Self-actualisation can also be used in an entirely different context in order to promote social marketing causes or public goods (Fine, 2017). Marketing for charities might therefore be another opportunity where self-actualisation is a central feature of the marketing message, and particularly towards consumers in wealthy economies where they are encouraged to think about the way in which individuals in much poorer economies or lesser circumstances would benefit from even a small donation. The key message to take away from Maslow’s hierarchy, is that by understanding the physical and psychological needs of the consumer, it is possible to craft a powerful emotive message which will stimulate consumer action in some way.
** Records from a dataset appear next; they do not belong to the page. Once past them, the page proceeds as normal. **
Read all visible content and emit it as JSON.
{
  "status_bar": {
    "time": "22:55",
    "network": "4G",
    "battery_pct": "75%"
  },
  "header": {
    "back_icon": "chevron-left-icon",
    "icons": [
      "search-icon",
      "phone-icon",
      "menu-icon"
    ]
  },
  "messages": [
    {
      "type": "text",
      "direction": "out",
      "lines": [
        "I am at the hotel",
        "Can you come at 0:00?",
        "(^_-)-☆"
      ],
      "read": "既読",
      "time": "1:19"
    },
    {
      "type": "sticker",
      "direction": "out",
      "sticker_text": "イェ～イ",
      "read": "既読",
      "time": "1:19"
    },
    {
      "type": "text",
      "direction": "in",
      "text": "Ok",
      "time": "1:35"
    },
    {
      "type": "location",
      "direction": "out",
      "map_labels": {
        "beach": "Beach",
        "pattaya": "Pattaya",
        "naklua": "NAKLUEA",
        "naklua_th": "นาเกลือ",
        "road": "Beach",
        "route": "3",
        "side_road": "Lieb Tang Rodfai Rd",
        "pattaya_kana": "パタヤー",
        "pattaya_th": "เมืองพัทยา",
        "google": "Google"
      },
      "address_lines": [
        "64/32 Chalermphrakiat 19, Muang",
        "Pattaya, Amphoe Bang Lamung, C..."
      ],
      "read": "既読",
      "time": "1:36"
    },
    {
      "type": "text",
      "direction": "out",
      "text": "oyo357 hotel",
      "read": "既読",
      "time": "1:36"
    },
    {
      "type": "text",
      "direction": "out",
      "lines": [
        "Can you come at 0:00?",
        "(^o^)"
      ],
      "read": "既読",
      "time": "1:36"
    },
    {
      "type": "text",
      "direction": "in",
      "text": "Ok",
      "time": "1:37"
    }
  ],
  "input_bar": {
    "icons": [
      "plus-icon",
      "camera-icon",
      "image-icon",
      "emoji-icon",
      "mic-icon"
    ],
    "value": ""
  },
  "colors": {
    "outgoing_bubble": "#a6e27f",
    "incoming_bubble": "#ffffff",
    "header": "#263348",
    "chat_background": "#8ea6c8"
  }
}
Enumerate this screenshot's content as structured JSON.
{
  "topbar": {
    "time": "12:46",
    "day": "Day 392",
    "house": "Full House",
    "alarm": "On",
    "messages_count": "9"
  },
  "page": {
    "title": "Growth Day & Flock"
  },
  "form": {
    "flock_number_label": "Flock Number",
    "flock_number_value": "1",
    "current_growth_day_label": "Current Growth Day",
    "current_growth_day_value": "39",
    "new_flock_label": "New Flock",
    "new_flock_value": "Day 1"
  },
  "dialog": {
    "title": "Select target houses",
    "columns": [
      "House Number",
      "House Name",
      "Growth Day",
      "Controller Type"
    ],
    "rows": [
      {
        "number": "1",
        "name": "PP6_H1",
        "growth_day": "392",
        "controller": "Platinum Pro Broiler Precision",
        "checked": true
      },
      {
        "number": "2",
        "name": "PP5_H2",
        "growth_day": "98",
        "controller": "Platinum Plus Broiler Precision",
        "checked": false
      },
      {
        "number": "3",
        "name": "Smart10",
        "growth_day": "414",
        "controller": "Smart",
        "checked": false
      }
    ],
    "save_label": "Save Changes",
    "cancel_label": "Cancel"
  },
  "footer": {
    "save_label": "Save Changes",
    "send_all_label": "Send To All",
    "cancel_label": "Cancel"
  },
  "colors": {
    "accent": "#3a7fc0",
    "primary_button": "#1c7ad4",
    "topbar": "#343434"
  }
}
- Armstrong, M. and Taylor, S., 2020. Armstrong's handbook of human resource management practice. Kogan Page Publishers.
- Bauman, A.A., 2018. Online consumer trust research and Maslow's hierarchy of needs. International Journal of Electronic Customer Relationship Management, 11(4), pp.315-331.
- Chu, S.C., Lien, C.H. and Cao, Y., 2019. Electronic word-of-mouth (eWOM) on WeChat: examining the influence of sense of belonging, need for self-enhancement, and consumer engagement on Chinese travellers’ eWOM. International Journal of Advertising, 38(1), pp.26-49.
- Deller, D., Giulietti, M., Loomes, G., Price, C.W., Moniche, A. and Jeon, J.Y., 2017. Switching energy suppliers: It’s not all about the money. The Energy Journal, 42(3).
- Duygun, A. and Şen, E., 2020. Evaluation of Consumer Purchasing Behaviors in the COVID-19 Pandemic Period in the Context of Maslow's Hierarchy of Needs. PazarlamaTeorisi ve Uygulamaları Dergisi, 6(1), pp.45-68.
- Fine, S.H., 2017. Product Management in Social Marketing. In Marketing the Public Sector (pp. 81-95). Routledge.
- Lee, M.S. and Ahn, C.S.Y., 2016. Anti‐consumption, materialism, and consumer well‐being. Journal of Consumer Affairs, 50(1), pp.18-47.
- Lussier, K., 2019. Of Maslow, motives, and managers: The hierarchy of needs in American business, 1960–1985. Journal of the History of the Behavioral Sciences, 55(4), pp.319-341.
- Maslow, A., 1943. A Theory of Human Motivation, Psychological Review, 50(4), pp. 370–396.
- Sirgy, M.J., 2018. Self-congruity theory in consumer behavior: A little history. Journal of Global Scholars of Marketing Science, 28(2), pp.197-207.
- Stuppy, A., Mead, N.L. and Van Osselaer, S.M., 2020. I am, therefore I buy: Low self-esteem and the pursuit of self-verifying consumption. Journal of Consumer Research, 46(5), pp.956-973.
Cite This Work
To export a reference to this article please select a referencing stye below: